I wasn't able to get a ride to Bill's Pharmacy this morning to get my drink, so I had to call a cab to drive my crippled ass there. I got into the cab, told him my destination and pulled out my phone to mess around on while he drove. About a third of the way there he turns into the parking lot of the Rexall Pharmacy nearby and puts the car in park. Confused at why he's stopping, I ask:

Me: "Did you need to stop here first or something?"
Driver: "Um, no, you wanted to go to the pharmacy, so here we are!"
Me: "Oh...Sorry, no, I said Bill's Pharmacy, not Rexall... I need to get my Methadone"
Driver: "Oh. OH! Wow, you just really don't look anything at all like the type of person I'd usually be driving to Bill's Pharmacy... so I just assumed you meant this Pharmacy instead".

His words weren't anything new, I've heard them many times before, from many different people. Due to the fact that I apparently look a certain way, people are often quite shocked to hear I've experienced the addiction I have. Because a relatively attractive, well spoken young woman couldn't possibly have been an IV drug user, right!?

Advertisement
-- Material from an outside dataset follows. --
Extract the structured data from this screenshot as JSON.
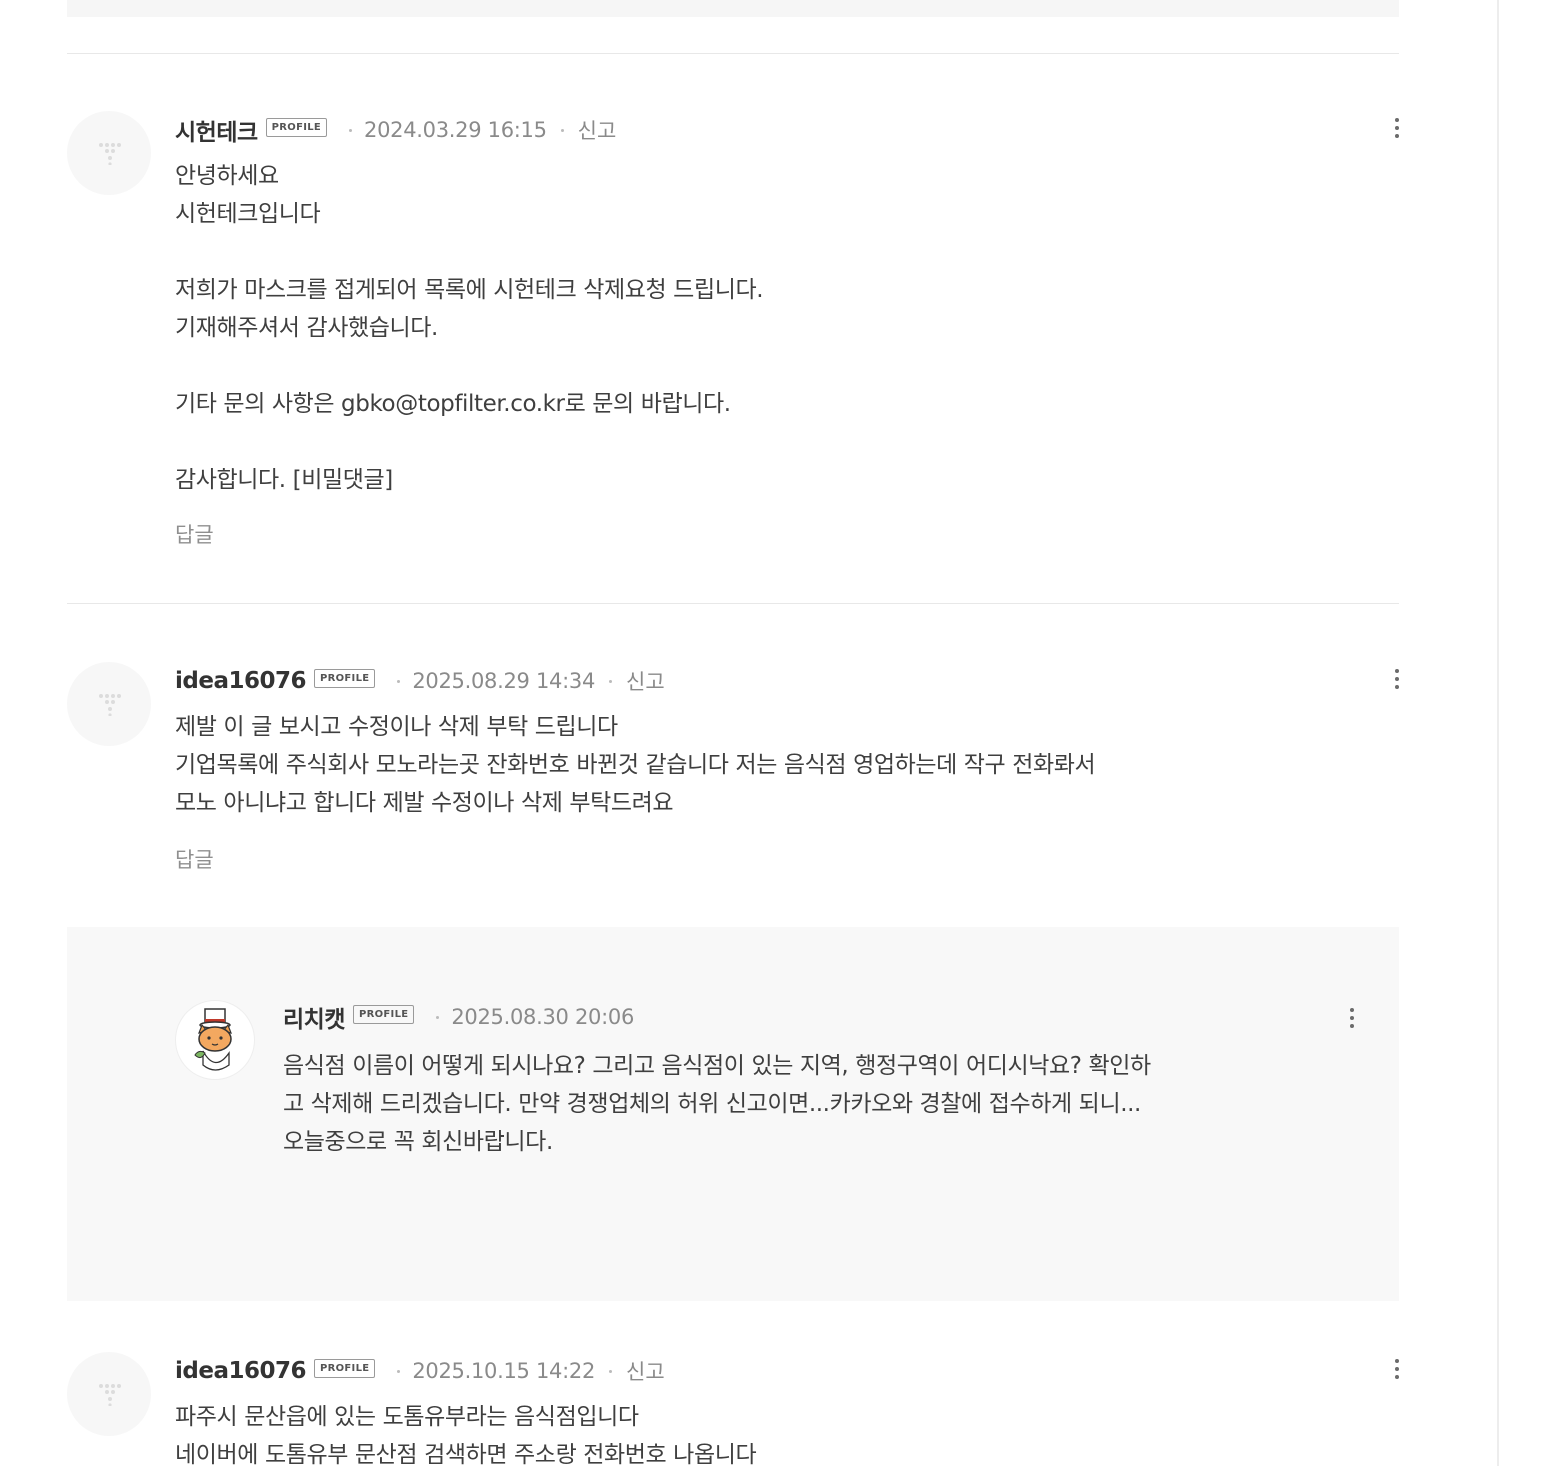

Wrong. So wrong. Addiction can effect absolutely anyone, regardless of appearance. It can be the homeless man shooting up in an alley, or a wealthy business man snorting lines in the bathroom at work. I'm quite confused by what these people imagine when they think of a typical addict. How people treat me can change very quickly depending on whether or not I choose to divulge the fact that I'm a recovering IV drug user. It's almost as though I have this disguise or mask I can take on and off as I see fit.

If I'm open about my past I'm often seen as the dirty former IV drug user that you'd want nothing to do with. But when if put on my mask and shut my mouth, no one would ever know what's hidden underneath. Then all they see is the pretty disguise...

...and fail to ever see the real 'me'...